Filed under: Military dogs
Dogs have been used in warfare for more than 2,000 years, and they have been a part of the U.S. military arsenal since before the Civil War. The official dog of the USMC is the Doberman Pinscher. A Belgian Malinois was part of Operation Neptune Spear. Until now, most dogs involved overseas have been left behind when troops returned home.
In 2012, the Canine Members of the Armed Forces Act was introduced to Congress to change the status of dogs in the U.S. military from that of equipment to that of military veterans. To streamline the process, the proposal was then tagged on as an amendment to the National Defense Authorization Act for 2013, which just passed the U.S. Congress and only awaits the signature of President Obama. The legislation will ensure that military dogs will be transported back to the U.S., receive veterinary care, and retire with an adoptive family or, if not suitable as pets, at a military facility.

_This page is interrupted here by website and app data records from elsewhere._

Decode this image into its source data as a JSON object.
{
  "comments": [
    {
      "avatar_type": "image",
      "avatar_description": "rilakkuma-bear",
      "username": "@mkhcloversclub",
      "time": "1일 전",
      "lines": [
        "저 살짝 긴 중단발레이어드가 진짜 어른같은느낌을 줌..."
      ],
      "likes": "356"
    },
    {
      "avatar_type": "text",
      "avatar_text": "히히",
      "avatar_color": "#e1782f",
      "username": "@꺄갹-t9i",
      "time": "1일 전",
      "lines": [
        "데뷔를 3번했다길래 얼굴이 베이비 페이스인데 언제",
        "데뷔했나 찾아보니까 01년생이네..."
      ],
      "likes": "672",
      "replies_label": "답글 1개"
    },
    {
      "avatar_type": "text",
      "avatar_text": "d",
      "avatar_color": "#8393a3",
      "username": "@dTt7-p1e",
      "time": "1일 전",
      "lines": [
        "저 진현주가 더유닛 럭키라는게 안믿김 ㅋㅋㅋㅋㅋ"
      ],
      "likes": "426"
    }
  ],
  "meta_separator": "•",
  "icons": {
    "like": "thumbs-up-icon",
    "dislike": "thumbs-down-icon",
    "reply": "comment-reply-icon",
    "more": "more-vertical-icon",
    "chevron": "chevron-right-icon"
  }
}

Even more: A new national monument honoring America’s canine heroes will be unveiled in 2013 at Lackland Air Force Base in Texas. But before then, a floral replica of the monument will appear in the Tournament of Roses parade on New Year’s Day 2013 with Lucca aboard – a German Shepherd who lost a leg to a roadside bomb in Afghanistan – accompanied by other military dogs and their handlers.